The Chrysler bankruptcy passed with thousands of dealers closing their doors forever as of Tuesday night. An interesting sidebar to the story was how some Chysler dealers sued to avoid being terminated. Chrysler had said in court documents, "Dealerships located in the markets at issue lack the operational, market, facility and [brand] characteristics necessary to best contribute to the ongoing dealer network under current or future ownership."
Instead of addressing the fact they were not apparently very profitable businesses and prioritizing what they needed to do to survive, they chose to waste a month of time suing to stay with a company about to close all of its plants for a minimum of three months. Be careful what you wish for. What if they had remained open with sagging demand and old products?
A few years ago a southern California deli called me in for a consultation. Sales were slipping, they'd invested thousands in a renovation and the owners were worried. After we got a cup of coffee and sat down in one of the booths the owner took a sip and started to speak. I figured he would be asking where to look first or a spreadsheet would be bought out to show details of the sales collapse. He began, "We've contacted our attorney with a cease and desist order for a similar concept stealing our 'look.'" I couldn't believe my ears.
The owner went on at length to say how they were stealing his logo and concept and how he was prepared to fight them in court. Meanwhile, I had to keep bringing him back to reality - he was losing money with this concept he wanted to protect so badly.
Like some wronged hero in an action movie, sometimes small business owners or managers get so personally vested at being wronged that they lose sight of their priorities. Many times that is because it is easier to get worked up about someone else than taking responsiblity to change.

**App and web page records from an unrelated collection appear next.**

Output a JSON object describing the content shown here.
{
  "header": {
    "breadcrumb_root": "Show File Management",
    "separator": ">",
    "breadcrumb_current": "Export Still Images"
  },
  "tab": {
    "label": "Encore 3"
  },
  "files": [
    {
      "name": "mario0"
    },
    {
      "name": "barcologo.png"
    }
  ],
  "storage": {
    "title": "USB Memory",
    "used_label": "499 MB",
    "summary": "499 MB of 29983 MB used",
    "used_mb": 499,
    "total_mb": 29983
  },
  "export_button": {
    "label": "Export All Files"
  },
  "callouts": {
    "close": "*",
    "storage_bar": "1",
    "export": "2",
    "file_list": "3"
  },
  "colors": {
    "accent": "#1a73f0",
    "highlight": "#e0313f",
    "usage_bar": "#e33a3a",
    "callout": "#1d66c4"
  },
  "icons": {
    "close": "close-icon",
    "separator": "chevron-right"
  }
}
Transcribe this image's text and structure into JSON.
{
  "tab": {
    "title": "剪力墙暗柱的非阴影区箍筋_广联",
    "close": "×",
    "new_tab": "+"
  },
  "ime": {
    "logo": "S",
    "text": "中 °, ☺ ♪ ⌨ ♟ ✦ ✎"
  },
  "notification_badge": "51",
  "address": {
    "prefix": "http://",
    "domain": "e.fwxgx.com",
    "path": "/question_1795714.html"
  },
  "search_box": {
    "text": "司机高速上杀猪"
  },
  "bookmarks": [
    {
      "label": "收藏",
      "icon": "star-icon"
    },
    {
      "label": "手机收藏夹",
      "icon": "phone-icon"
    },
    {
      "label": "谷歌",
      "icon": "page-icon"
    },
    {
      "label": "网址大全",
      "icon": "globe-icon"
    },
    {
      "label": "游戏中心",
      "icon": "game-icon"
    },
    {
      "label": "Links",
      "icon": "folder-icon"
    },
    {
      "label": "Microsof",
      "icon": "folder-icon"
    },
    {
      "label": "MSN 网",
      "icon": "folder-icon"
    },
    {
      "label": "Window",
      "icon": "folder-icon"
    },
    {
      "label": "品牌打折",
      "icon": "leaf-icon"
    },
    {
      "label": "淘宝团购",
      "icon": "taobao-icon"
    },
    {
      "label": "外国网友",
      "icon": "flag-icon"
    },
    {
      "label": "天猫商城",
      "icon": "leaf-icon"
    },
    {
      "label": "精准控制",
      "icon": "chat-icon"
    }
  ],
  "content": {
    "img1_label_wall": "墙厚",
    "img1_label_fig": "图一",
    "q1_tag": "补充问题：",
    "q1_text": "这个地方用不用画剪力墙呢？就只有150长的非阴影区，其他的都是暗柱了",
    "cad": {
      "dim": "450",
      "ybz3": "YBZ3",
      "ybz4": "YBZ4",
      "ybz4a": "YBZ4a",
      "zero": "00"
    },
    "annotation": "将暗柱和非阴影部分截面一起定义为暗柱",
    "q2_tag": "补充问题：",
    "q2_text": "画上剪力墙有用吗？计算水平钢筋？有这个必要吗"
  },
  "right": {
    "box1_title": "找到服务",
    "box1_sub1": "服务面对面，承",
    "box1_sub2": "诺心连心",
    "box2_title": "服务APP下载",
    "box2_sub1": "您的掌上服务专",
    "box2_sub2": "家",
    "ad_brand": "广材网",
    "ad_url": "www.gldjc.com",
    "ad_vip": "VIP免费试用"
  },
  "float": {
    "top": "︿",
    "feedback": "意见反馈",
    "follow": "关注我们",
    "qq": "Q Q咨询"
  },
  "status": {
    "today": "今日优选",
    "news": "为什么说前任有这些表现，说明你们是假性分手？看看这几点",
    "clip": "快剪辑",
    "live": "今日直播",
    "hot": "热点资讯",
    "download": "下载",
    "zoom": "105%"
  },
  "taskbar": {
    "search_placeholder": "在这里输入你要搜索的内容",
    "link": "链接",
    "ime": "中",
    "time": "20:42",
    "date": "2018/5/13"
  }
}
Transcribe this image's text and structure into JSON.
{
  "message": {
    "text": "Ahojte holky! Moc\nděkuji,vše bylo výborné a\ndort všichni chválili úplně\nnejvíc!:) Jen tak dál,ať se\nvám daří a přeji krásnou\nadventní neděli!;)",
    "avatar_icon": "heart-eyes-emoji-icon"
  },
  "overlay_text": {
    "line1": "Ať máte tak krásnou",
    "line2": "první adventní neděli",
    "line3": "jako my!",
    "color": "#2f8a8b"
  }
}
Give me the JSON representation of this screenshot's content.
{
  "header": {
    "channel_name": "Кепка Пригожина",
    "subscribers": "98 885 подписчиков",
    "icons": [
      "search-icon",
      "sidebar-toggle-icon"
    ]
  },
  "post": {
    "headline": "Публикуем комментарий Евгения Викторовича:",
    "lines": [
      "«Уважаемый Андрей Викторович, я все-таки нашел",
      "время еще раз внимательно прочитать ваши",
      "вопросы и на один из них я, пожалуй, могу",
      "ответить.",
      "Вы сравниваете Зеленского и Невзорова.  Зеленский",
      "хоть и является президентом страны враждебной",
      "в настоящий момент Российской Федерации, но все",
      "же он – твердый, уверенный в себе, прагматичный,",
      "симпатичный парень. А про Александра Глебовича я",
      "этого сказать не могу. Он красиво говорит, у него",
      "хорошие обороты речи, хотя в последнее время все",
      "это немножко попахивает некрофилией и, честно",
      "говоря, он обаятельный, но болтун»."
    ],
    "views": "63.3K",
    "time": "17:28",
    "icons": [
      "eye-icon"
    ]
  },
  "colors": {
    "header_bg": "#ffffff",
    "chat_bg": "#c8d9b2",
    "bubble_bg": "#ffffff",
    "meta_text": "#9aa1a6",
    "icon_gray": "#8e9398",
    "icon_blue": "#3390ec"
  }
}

The lesson? Keep your eyes on the big picture, don't get caught up in the vendettas with vendors or competitors.